21. The computer-implemented method of claim 1, further comprising executing the software module to obtain at least one of codes or signatures from the audio.
22. The media terminal device of claim 14, wherein the processor is further to execute the software module to obtain at least one of codes or signatures from the audio.
23. A storage device or storage disk comprising computer readable instructions which, when executed, cause a computing device to at least:
- process audio received in the computing device to identify a characteristic associated with the audio, the characteristic comprising at least one of (i) a code embedded in the audio, and (ii) an audio signature extracted from the audio;
- determine if the characteristic of the audio corresponds to a first characteristic, wherein the first characteristic is linked to a first command;
- execute the first command in response to the characteristic of the audio being determined to correspond to the first characteristic, the execution of the first command to cause the computing device to receive an upgrade to a software module executable on the computing device; and
- execute the software module to cause the computing device to collect and report at least one of (1) data concerning usage of media associated with the audio, (2) data concerning exposure to the media, or (3) market research data.
24. The storage device or storage disk of claim 23, wherein the software module resides in an application layer of the computing device.
25. The storage device or storage disk of claim 23, wherein execution of the first command comprises transmitting a message to a network and receiving the upgrade to the software module in response to the message.

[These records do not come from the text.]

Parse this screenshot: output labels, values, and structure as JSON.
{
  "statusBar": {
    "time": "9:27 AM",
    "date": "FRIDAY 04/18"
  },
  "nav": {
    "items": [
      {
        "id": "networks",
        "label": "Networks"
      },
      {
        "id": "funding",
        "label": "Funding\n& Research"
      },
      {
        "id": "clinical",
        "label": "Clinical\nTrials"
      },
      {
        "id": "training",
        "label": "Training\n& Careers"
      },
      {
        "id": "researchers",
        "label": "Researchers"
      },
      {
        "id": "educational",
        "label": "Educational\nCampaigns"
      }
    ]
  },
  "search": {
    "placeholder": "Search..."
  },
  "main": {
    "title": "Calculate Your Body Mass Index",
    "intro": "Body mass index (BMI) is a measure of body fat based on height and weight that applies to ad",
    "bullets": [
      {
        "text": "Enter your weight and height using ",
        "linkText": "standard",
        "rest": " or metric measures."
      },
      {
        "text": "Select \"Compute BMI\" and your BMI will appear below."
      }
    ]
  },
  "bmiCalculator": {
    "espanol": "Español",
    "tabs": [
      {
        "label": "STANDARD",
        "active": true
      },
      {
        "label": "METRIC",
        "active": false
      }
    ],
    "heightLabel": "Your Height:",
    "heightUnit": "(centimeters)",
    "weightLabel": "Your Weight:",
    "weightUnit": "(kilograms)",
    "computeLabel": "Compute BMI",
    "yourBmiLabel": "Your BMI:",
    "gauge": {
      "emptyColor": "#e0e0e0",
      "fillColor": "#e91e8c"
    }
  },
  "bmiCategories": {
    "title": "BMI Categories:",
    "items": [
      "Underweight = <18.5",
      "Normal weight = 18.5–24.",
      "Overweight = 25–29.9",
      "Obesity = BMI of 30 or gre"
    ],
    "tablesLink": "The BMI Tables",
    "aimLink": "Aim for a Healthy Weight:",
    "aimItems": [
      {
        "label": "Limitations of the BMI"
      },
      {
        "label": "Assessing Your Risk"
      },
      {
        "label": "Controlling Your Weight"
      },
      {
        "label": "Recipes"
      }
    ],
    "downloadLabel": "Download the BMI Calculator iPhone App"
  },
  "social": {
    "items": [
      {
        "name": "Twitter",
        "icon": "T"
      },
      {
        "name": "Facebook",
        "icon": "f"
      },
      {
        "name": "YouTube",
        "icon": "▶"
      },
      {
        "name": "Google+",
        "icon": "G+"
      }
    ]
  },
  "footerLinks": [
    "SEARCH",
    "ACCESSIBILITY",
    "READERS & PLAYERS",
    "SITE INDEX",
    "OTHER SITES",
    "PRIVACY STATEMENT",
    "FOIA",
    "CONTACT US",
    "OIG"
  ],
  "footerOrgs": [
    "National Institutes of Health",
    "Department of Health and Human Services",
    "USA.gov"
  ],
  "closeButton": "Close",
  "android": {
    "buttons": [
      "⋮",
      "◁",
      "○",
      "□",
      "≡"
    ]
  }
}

26. The storage device or storage disk of claim 23, wherein the instructions, when executed, further cause the computing device to store at least one of the code and the audio signature for inclusion in the research data.
27. The storage device or storage disk of claim 23, wherein the instructions, when executed, further cause the computing device to execute the software module to obtain at least one of codes or signatures from the audio.
Filed: Oct 22, 2012
Publication Date: Apr 24, 2014
Patent Grant number: 8826316
Applicant: ARBITRON INC. (Columbia, MD)
Inventors: Anand Jain (Ellicott City, MD), John Stavropoulos (Edison, NJ), Alan Neuhauser (Silver Spring, MD), Wendell Lynch (East Lansing, MI), Vladimir Kuznetsov (Ellicott City, MD), Jack Crystal (Owings Mills, MD), David Gish (Riverdale, NJ)
Application Number: 13/657,430
International Classification: H04N 5/44 (20110101);